Article first published online: 4 OCT 2011
© 2011 The Authors. ANZJPH © 2011 Public Health Association of Australia
Australian and New Zealand Journal of Public Health
Volume 35, Issue 5, pages 434–441, October 2011
How to Cite
Di Cosmo, C., Milfont, T. L., Robinson, E., Denny, S. J., Ward, C., Crengle, S. and Ameratunga, S. N. (2011), Immigrant status and acculturation influence substance use among New Zealand youth. Australian and New Zealand Journal of Public Health, 35: 434–441. doi: 10.1111/j.1753-6405.2011.00758.x
- Issue published online: 4 OCT 2011
- Article first published online: 4 OCT 2011

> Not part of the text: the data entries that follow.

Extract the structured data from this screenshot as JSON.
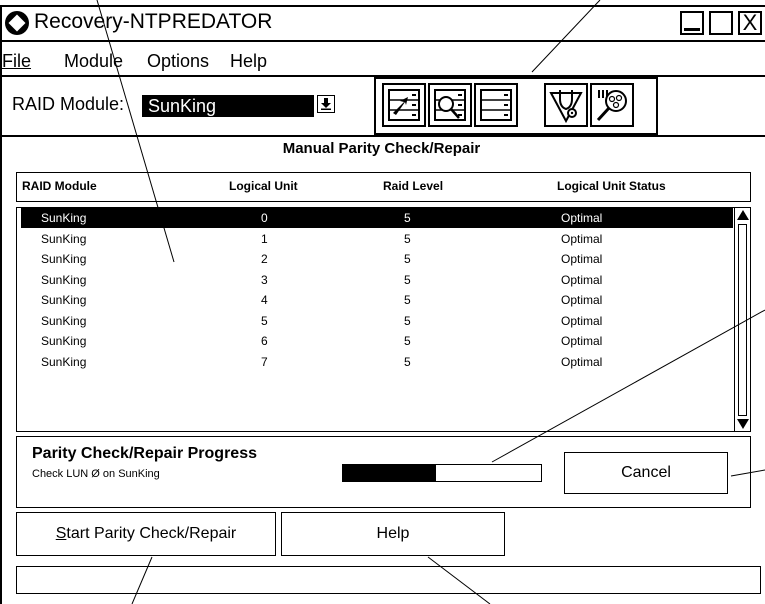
{
  "window": {
    "title": "Recovery-NTPREDATOR"
  },
  "titlebar": {
    "close_glyph": "X"
  },
  "menu": [
    {
      "label": "File"
    },
    {
      "label": "Module"
    },
    {
      "label": "Options"
    },
    {
      "label": "Help"
    }
  ],
  "raid_selector": {
    "label": "RAID Module:",
    "value": "SunKing"
  },
  "toolbar": {
    "icons": [
      "configuration-icon",
      "status-icon",
      "recovery-icon",
      "maintenance-icon",
      "tuning-icon"
    ]
  },
  "section": {
    "title": "Manual Parity Check/Repair"
  },
  "table": {
    "columns": [
      "RAID Module",
      "Logical Unit",
      "Raid Level",
      "Logical Unit Status"
    ],
    "rows": [
      [
        "SunKing",
        "0",
        "5",
        "Optimal"
      ],
      [
        "SunKing",
        "1",
        "5",
        "Optimal"
      ],
      [
        "SunKing",
        "2",
        "5",
        "Optimal"
      ],
      [
        "SunKing",
        "3",
        "5",
        "Optimal"
      ],
      [
        "SunKing",
        "4",
        "5",
        "Optimal"
      ],
      [
        "SunKing",
        "5",
        "5",
        "Optimal"
      ],
      [
        "SunKing",
        "6",
        "5",
        "Optimal"
      ],
      [
        "SunKing",
        "7",
        "5",
        "Optimal"
      ]
    ],
    "selected_index": 0
  },
  "progress": {
    "title": "Parity Check/Repair Progress",
    "subtitle": "Check LUN Ø on SunKing",
    "fraction": 0.47
  },
  "buttons": {
    "cancel": "Cancel",
    "start": "Start Parity Check/Repair",
    "help": "Help"
  },
  "colors": {
    "foreground": "#000000",
    "background": "#ffffff"
  }
}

- Submitted: July 2010 Revision requested: October 2010 Accepted: March 2011
- Substance use;
- immigrant paradox;
- New Zealand
Objective: To investigate the associations between generational status, acculturation and substance use among immigrant and non-immigrant secondary school students in New Zealand.

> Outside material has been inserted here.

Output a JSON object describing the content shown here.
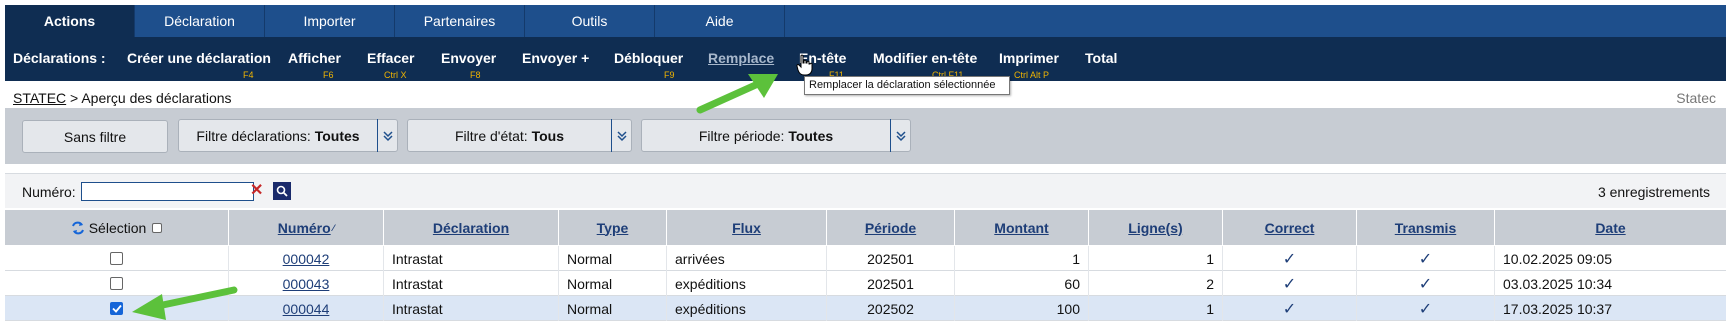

Methods: A nationally representative sample of secondary school students in New Zealand was selected using a two-stage cluster sample design. Of the 8,999 students in the sample, 23.81% were first-generation immigrants and 20.90% were second-generation immigrants; the remaining 55.29% students are collectively referred to as ‘non-immigrant’ peers. Logistic regression models adjusted the associations of interest for age, gender, ethnicity, socioeconomic status and experience of ethnic discrimination.
Results: First and second-generation immigrants showed significantly lower risks of smoking cigarettes compared with their non-immigrant peers. Similar trends were apparent for consuming alcohol and marijuana weekly. The inclusion of some characteristics suggestive of acculturation in multivariable models did not influence the relationship between generational status and smoking cigarettes, but attenuated the apparent protective effect of being a first-generation immigrant with regard to alcohol and marijuana use.
Conclusions and implications: The study shows the lower likelihood of substance use among newer immigrants in a nationally representative sample of New Zealand youth. Policies and health programs that build on this positive profile and reduce the risk of adverse changes over time require attention.